IMPACT revives the heroics of ex-CIA agent/ex-monk-in-training Wyman Ford, introduced in TYRANNOSAUR CANYON and last seen in BLASPHEMY. Here, he’s called upon by the federal government to investigate the source of some strange, deep-orange gemstones that are hot on the black market … but also laced with radioactive material.
Flying down to Cambodia, where he picks up a local sidekick, Ford indeed finds the mine. He’s so disgusted at the treatment of the humans he finds there, that he does something he’s not supposed to do: Blow it up. Most authors would have made all those events the basis of an entire novel, but Preston’s not even close to being done. In fact, Ford finds something even more interesting about this site: It appears to have a crater formed by a meteor. Only here, the hole looks like an exit one, as if the space rock flew through the entire earth.
And that’s the surface being scratched, as Preston interweaves two other storylines through Ford’s. One involves a young woman and her friend, hunting for a crashed meteor in Maine, while being chased by her angry, good-for-nothing ex-boyfriend. The other centers on a scientist who runs across a startling discovery involving gamma rays emanating through our solar system. You need not be told all three stories will converge into one; that’s a given.
Too bad their stories aren’t as involving as Ford’s, which is uncharacteristic of Preston’s work. That’s especially true of the girl, Abbey, who’s a bit of a pothead and more pathetic than sympathetic. While these secondary narratives don’t kill the book, they do keep it from being an all-out winner as its predecessors. Still, IMPACT is scads more colorful than its rather monochromatic cover implies — oh, if only there were an adage to trot out about that.
Ford remains a great hero — a solid mixture of brains and brawn. I like how he outsmarts his enemies; even if he’s only calling their bluff, it’s his confidence and calm under pressure that wins the day. I also liked how IMPACT’s ending hints at a sequel … only one that may take a century before coming into play. If Preston gets around to writing it, that’ll be one to read. —Rod Lott

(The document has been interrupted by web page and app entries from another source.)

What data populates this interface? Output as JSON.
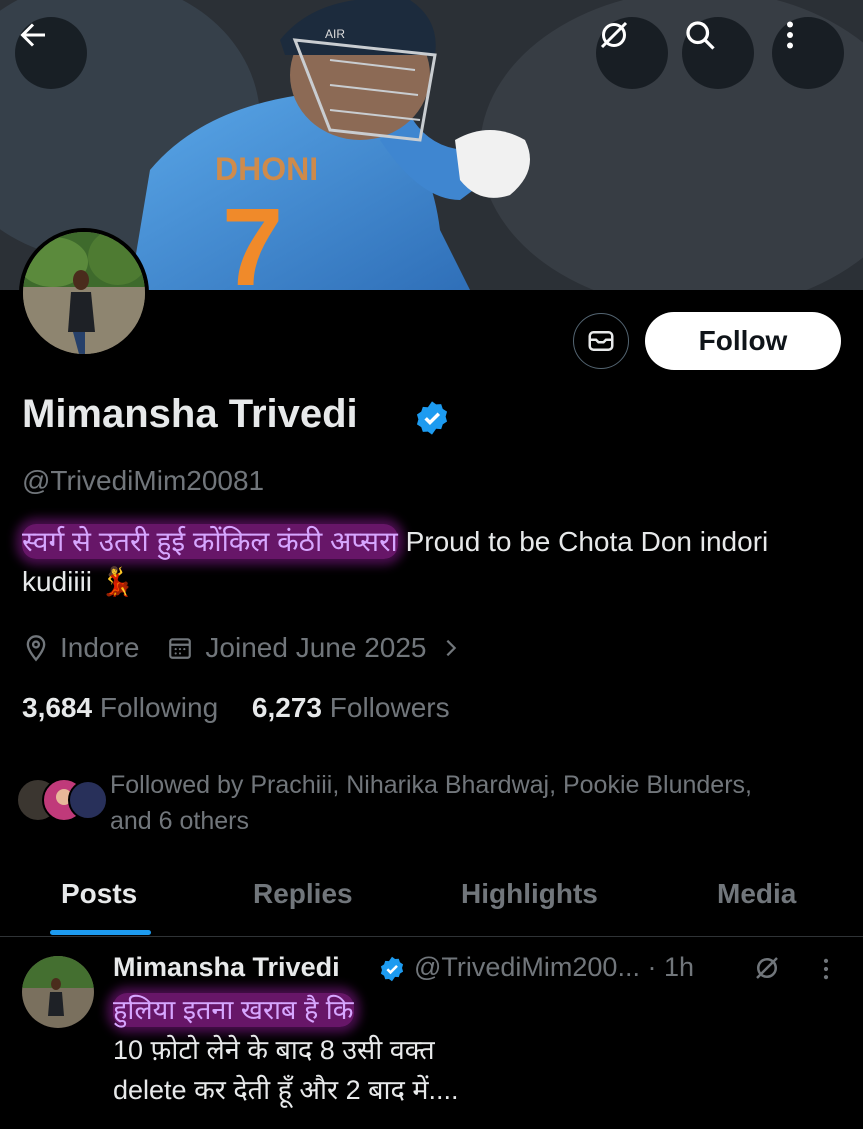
{
  "header": {
    "back_icon": "arrow-left-icon",
    "grok_icon": "grok-icon",
    "search_icon": "search-icon",
    "more_icon": "more-vertical-icon",
    "banner_text": "AIR"
  },
  "profile": {
    "name": "Mimansha Trivedi",
    "handle": "@TrivediMim20081",
    "bio_highlighted": "स्वर्ग से उतरी हुई कोंकिल कंठी अप्सरा",
    "bio_rest": " Proud to be Chota Don indori",
    "bio_line2": "kudiiii 💃",
    "location": "Indore",
    "joined": "Joined June 2025",
    "following_count": "3,684",
    "following_label": "Following",
    "followers_count": "6,273",
    "followers_label": "Followers",
    "followed_by": "Followed by Prachiii, Niharika Bhardwaj, Pookie Blunders,",
    "followed_by_more": "and 6 others"
  },
  "actions": {
    "follow_label": "Follow",
    "message_icon": "mail-icon"
  },
  "tabs": [
    {
      "label": "Posts",
      "active": true
    },
    {
      "label": "Replies",
      "active": false
    },
    {
      "label": "Highlights",
      "active": false
    },
    {
      "label": "Media",
      "active": false
    }
  ],
  "post": {
    "name": "Mimansha Trivedi",
    "handle_time": "@TrivediMim200... · 1h",
    "line1": "हुलिया इतना खराब है कि",
    "line2": "10 फ़ोटो लेने के बाद 8 उसी वक्त",
    "line3": "delete कर देती हूँ और 2 बाद में...."
  },
  "colors": {
    "accent": "#1d9bf0",
    "highlight": "#bc28be",
    "background": "#000000"
  }
}
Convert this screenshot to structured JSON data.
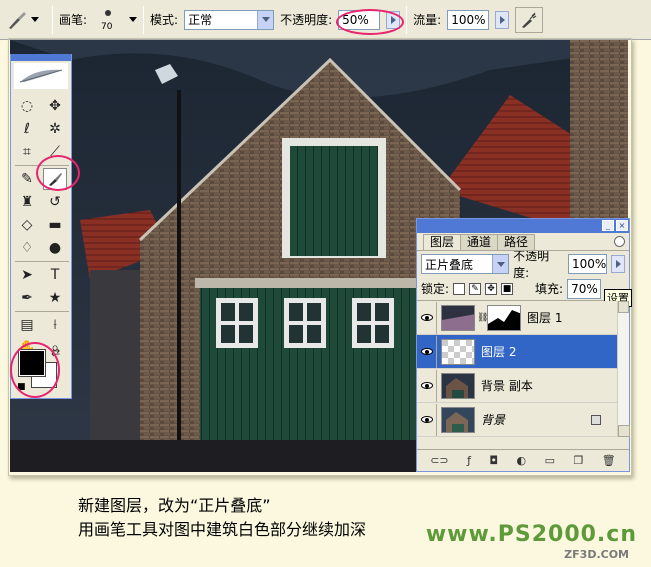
{
  "options_bar": {
    "brush_label": "画笔:",
    "brush_size": "70",
    "mode_label": "模式:",
    "mode_value": "正常",
    "opacity_label": "不透明度:",
    "opacity_value": "50%",
    "flow_label": "流量:",
    "flow_value": "100%"
  },
  "toolbox": {
    "tools": [
      "marquee-tool",
      "move-tool",
      "lasso-tool",
      "magic-wand-tool",
      "crop-tool",
      "slice-tool",
      "healing-brush-tool",
      "brush-tool",
      "clone-stamp-tool",
      "history-brush-tool",
      "eraser-tool",
      "gradient-tool",
      "blur-tool",
      "dodge-tool",
      "path-selection-tool",
      "type-tool",
      "pen-tool",
      "shape-tool",
      "notes-tool",
      "eyedropper-tool",
      "hand-tool",
      "zoom-tool"
    ],
    "foreground_color": "#000000",
    "background_color": "#ffffff"
  },
  "layers_panel": {
    "tabs": [
      "图层",
      "通道",
      "路径"
    ],
    "blend_mode": "正片叠底",
    "opacity_label": "不透明度:",
    "opacity_value": "100%",
    "lock_label": "锁定:",
    "fill_label": "填充:",
    "fill_value": "70%",
    "tooltip": "设置",
    "layers": [
      {
        "name": "图层 1",
        "selected": false,
        "has_mask": true
      },
      {
        "name": "图层 2",
        "selected": true,
        "has_mask": false
      },
      {
        "name": "背景 副本",
        "selected": false,
        "has_mask": false
      },
      {
        "name": "背景",
        "selected": false,
        "has_mask": false,
        "locked": true
      }
    ]
  },
  "caption": {
    "line1": "新建图层，改为“正片叠底”",
    "line2": "用画笔工具对图中建筑白色部分继续加深"
  },
  "watermark": {
    "main": "www.PS2000.cn",
    "sub": "ZF3D.COM"
  },
  "colors": {
    "annotation_circle": "#e8246f",
    "panel_title_bar": "#4f79d4",
    "selected_layer": "#3166c7",
    "caption_background": "#fbf8df",
    "watermark_green": "#5f9a3a"
  }
}
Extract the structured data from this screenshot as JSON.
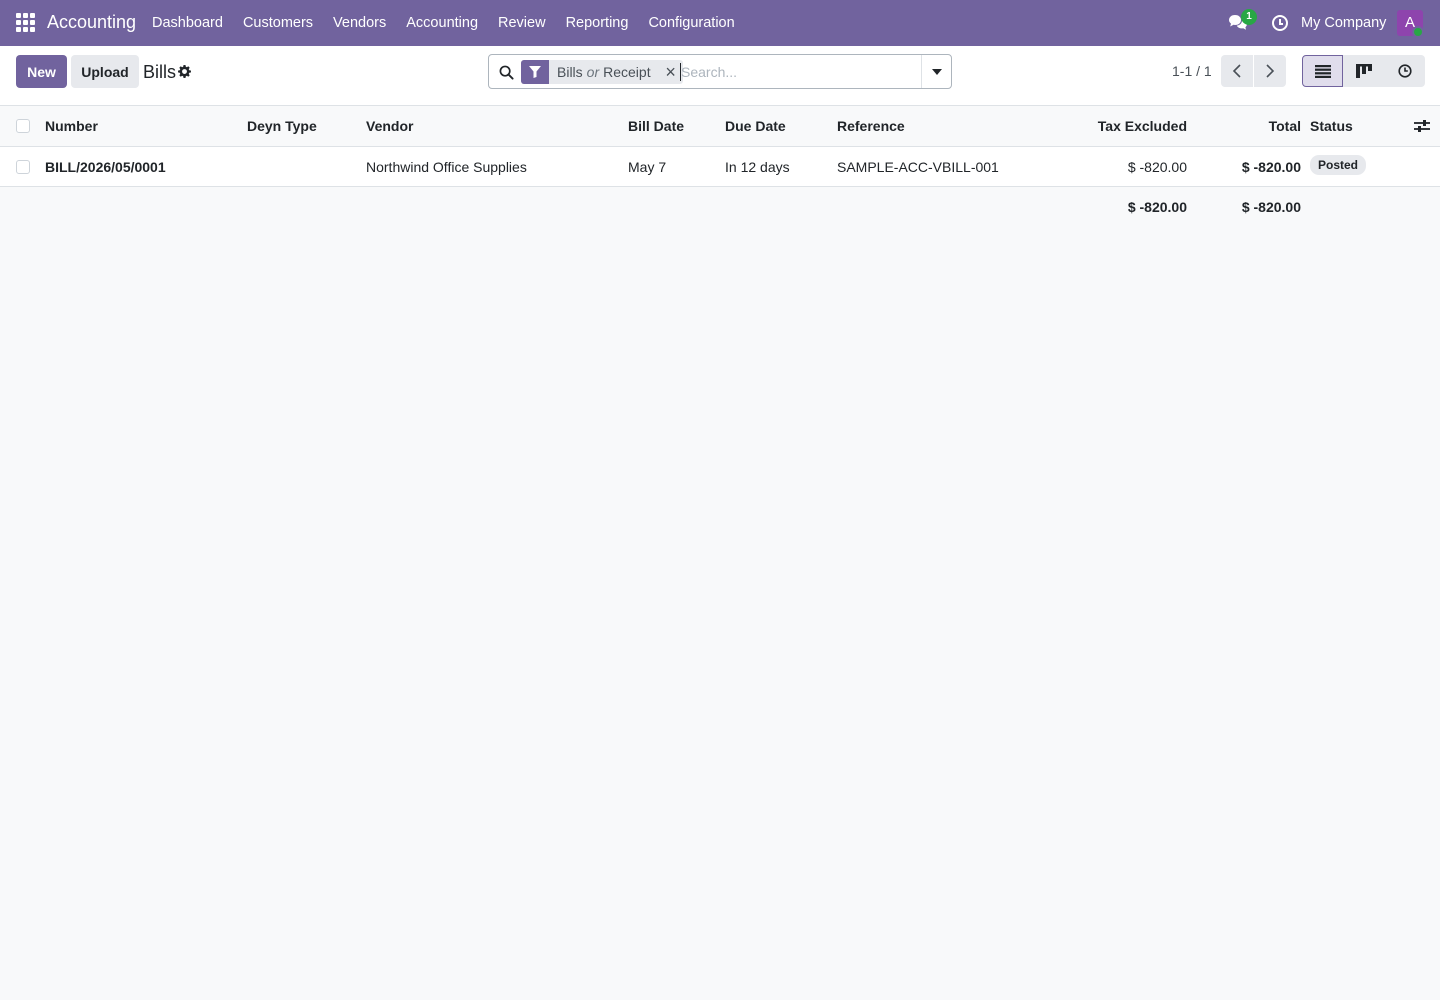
{
  "app": {
    "brand": "Accounting",
    "menu": [
      "Dashboard",
      "Customers",
      "Vendors",
      "Accounting",
      "Review",
      "Reporting",
      "Configuration"
    ],
    "chat_count": "1",
    "company": "My Company",
    "avatar_letter": "A"
  },
  "control_panel": {
    "new_label": "New",
    "upload_label": "Upload",
    "title": "Bills",
    "search": {
      "facet_values": [
        "Bills",
        "Receipt"
      ],
      "facet_separator": "or",
      "placeholder": "Search..."
    },
    "pager": "1-1 / 1"
  },
  "table": {
    "columns": {
      "number": "Number",
      "deyn_type": "Deyn Type",
      "vendor": "Vendor",
      "bill_date": "Bill Date",
      "due_date": "Due Date",
      "reference": "Reference",
      "tax_excluded": "Tax Excluded",
      "total": "Total",
      "status": "Status"
    },
    "rows": [
      {
        "number": "BILL/2026/05/0001",
        "deyn_type": "",
        "vendor": "Northwind Office Supplies",
        "bill_date": "May 7",
        "due_date": "In 12 days",
        "reference": "SAMPLE-ACC-VBILL-001",
        "tax_excluded": "$ -820.00",
        "total": "$ -820.00",
        "status": "Posted"
      }
    ],
    "totals": {
      "tax_excluded": "$ -820.00",
      "total": "$ -820.00"
    }
  },
  "colors": {
    "brand": "#71639e",
    "presence": "#28a745"
  }
}
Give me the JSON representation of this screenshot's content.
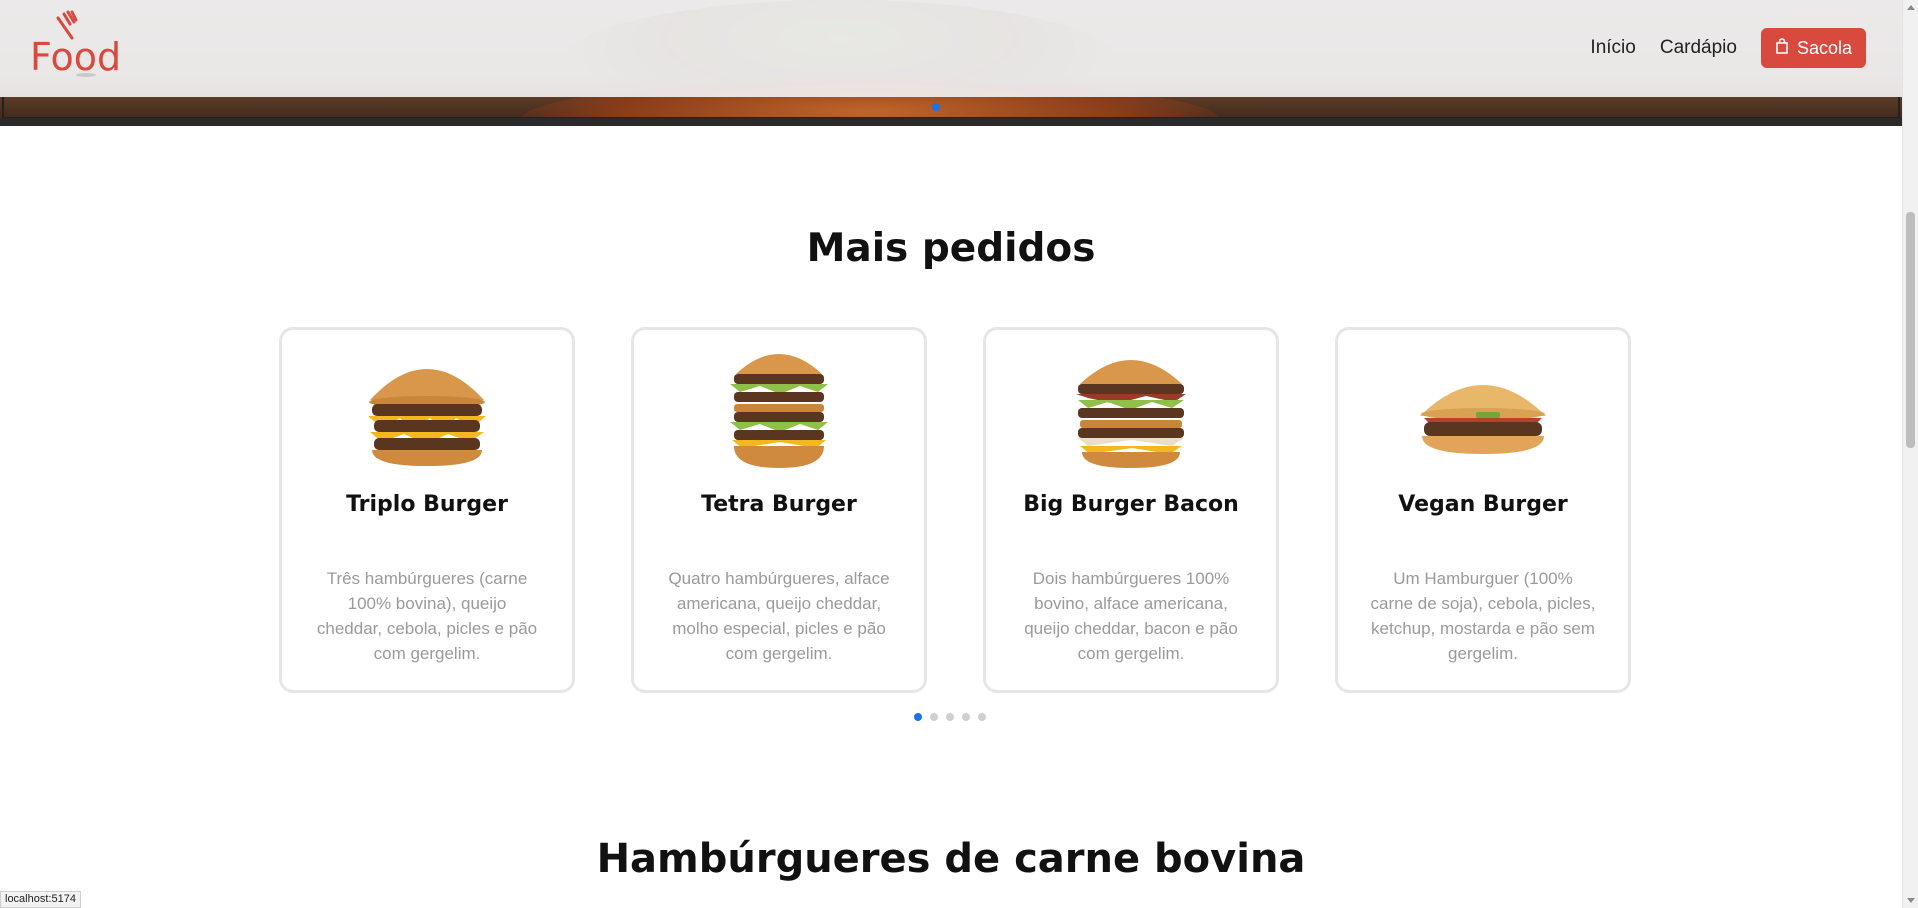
{
  "brand": {
    "logo_text": "Food",
    "accent": "#d84a3d"
  },
  "nav": {
    "links": [
      "Início",
      "Cardápio"
    ],
    "bag_label": "Sacola"
  },
  "sections": {
    "most_ordered_title": "Mais pedidos",
    "beef_title": "Hambúrgueres de carne bovina"
  },
  "products": [
    {
      "name": "Triplo Burger",
      "description": "Três hambúrgueres (carne 100% bovina), queijo cheddar, cebola, picles e pão com gergelim."
    },
    {
      "name": "Tetra Burger",
      "description": "Quatro hambúrgueres, alface americana, queijo cheddar, molho especial, picles e pão com gergelim."
    },
    {
      "name": "Big Burger Bacon",
      "description": "Dois hambúrgueres 100% bovino, alface americana, queijo cheddar, bacon e pão com gergelim."
    },
    {
      "name": "Vegan Burger",
      "description": "Um Hamburguer (100% carne de soja), cebola, picles, ketchup, mostarda e pão sem gergelim."
    }
  ],
  "carousel": {
    "pages": 5,
    "active": 1
  },
  "status_bar": "localhost:5174"
}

OTHER BOOKGASM REVIEWS OF THIS AUTHOR:
• BLASPHEMY by Douglas Preston
• THE BOOK OF THE DEAD by Douglas Preston and Lincoln Child
• CEMETERY DANCE by Douglas Preston and Lincoln Child
• DANCE OF DEATH by Douglas Preston and Lincoln Child
• THE MONSTER OF FLORENCE by Douglas Preston and Mario Spezi
• TYRANNOSAUR CANYON by Douglas Preston
• THE WHEEL OF DARKNESS by Douglas Preston and Lincoln Child